Medical History

Is similar to a jigsaw puzzle. Bits and pieces of  information needs to be connected in its proper order so that the complete picture will be appreciated.

Comprises of chief complain, duration of chief complain, symptoms score, patient reliability, history of present illness, review of symptoms, sexual history and past health history, 

  • Chief Complain, is the main reason why the patient consulted with physician. It is limited to two signs and symptoms only.
  • Duration of Chief Complain,  it is the onset of the complain.
  • Symptoms Score, is the patients perception of the severity of symptoms.
  • Patient Reliability, measures the accuracy of the information extracted from the patient.
  • History of Present Illness, describes the sequent of events that lead to appearance of signs and symptoms of the chief complain
  • Review of Symptoms, these are other signs and symptoms associated with the chief complain.
  • Sexual History, measure the probability in acquiring the disease based on the number of exposure and latest exposure.
  • Past Health History, asses if the present condition has been associated with past illness.


Physical Examination:
Digital Rectal Examination (DRE) is the main stay for detecting prostate diseases. Properly done, a physician may be able to differentiate acute from chronic Prostatitis.

In acute prostatitis, the rectal wall is usually warmth to touch, the median fissure will be prominent, the prostate will be tender, symmetrical in shape and boggy in consistency. EPS is expected to be purulent.

In chronic prostatitis, the median fissure is usually prominent signifying an increase in prostatic secretion trap within the glands. The prostate will not be tender, shape will be symmetrical except in granulomatous prostatitis and consistency usually will be boggy. Transparency of EPS will be found to be from clear to turbid.


Figure 4(a). Express Prostatic Secretion

Figure 4(b). DRE Form Sample

Ancillary Examinations

Laboratory and Radiologic Examinations


Includes microscopic and microbiologic,

  • Microscopic consist of a wet mount (to mention a few), this examines the EPS. It quantifies white blood cell (WBC) which is directly proportional to the degree of infection. Normal values are between 10-20 per high power field (HPO). Excessive WBC from EPS is specific for Prostatitis.

    10 WBC

    20 WBC

    50 WBC

    Abundant WBC

  • Microbiologic examination is a procedure that identify different organisms using specific techniques such as culture, immunofluorescence and PCR.
  • Urinalysis VB 1 (first flow urine) represents the urethra, VB2 (second flow) represents the urinary bladder, and VB3 (urine extracted after prostatic drainage) represents WBC from the prostatic secretion but not as accurate as wet mount taken from the EPS.
  • Blood examination examines for Prostate Specific Antigen (PSA). However, PSA should never be use in the screening prostate diseases.

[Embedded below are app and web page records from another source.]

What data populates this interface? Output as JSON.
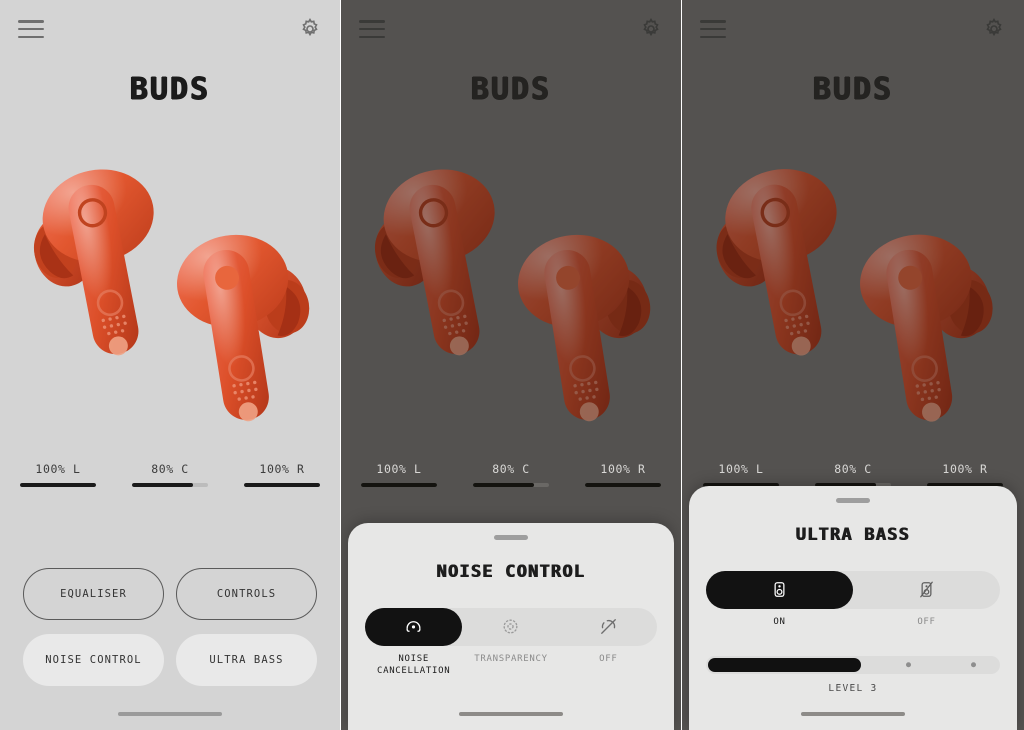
{
  "app": {
    "title": "BUDS",
    "menu_icon": "hamburger-menu-icon",
    "settings_icon": "gear-icon",
    "accent_color": "#DD4F29",
    "bg_color": "#D4D4D4",
    "dim_overlay_color": "#545250"
  },
  "battery": [
    {
      "label": "100% L",
      "percent": 100
    },
    {
      "label": "80% C",
      "percent": 80
    },
    {
      "label": "100% R",
      "percent": 100
    }
  ],
  "actions": [
    {
      "label": "EQUALISER",
      "style": "outline"
    },
    {
      "label": "CONTROLS",
      "style": "outline"
    },
    {
      "label": "NOISE CONTROL",
      "style": "filled"
    },
    {
      "label": "ULTRA BASS",
      "style": "filled"
    }
  ],
  "noise_sheet": {
    "title": "NOISE CONTROL",
    "options": [
      {
        "label": "NOISE\nCANCELLATION",
        "icon": "noise-cancellation-icon",
        "selected": true
      },
      {
        "label": "TRANSPARENCY",
        "icon": "transparency-icon",
        "selected": false
      },
      {
        "label": "OFF",
        "icon": "noise-off-icon",
        "selected": false
      }
    ]
  },
  "bass_sheet": {
    "title": "ULTRA BASS",
    "toggle": [
      {
        "label": "ON",
        "icon": "speaker-icon",
        "selected": true
      },
      {
        "label": "OFF",
        "icon": "speaker-muted-icon",
        "selected": false
      }
    ],
    "level_label": "LEVEL 3",
    "level_value": 3,
    "level_max": 5,
    "level_percent": 52
  },
  "panels": [
    {
      "name": "home",
      "sheet": "none"
    },
    {
      "name": "noise-control",
      "sheet": "noise_sheet"
    },
    {
      "name": "ultra-bass",
      "sheet": "bass_sheet"
    }
  ]
}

Radiologic Examinations

Ultrasonography and other radiological examination are not useful in diagnosis of prostatitis.

  • Treatment depends on the type of infection/s. Target Speicific Antibiotics are given for a minimum of fourteen days, an average of twenty-one days, and no longer than 30 days.
  • Antifungals are best given after the course of antibiotics to prevent yeast overgrowth as a secondary infection. Antiprotozoal are also given empirically or specifically.
  • Tri-weekly prostate drainage is an important component in the successful treatment especially for chronic prostatitis. It promote defusion of antimicrobials into the gland. It monitors the progress of treatment and it determines when to stop the antimicrobials.
Figure 1. Infected Prostatic Gland

Figure 2.


Antimicrobials will not defuse into an infected prostatic gland packed with white blood cell.





Drainage flashes out the packed white blood cell from infected gland enabling antimicrobials to freely defuse and eliminate the infection completely.





  • Return of EPS WBC count to normal
  • EPS, Cleared for GenitoUrinary Pathogens significant decrease of symptoms
  • No Recurrences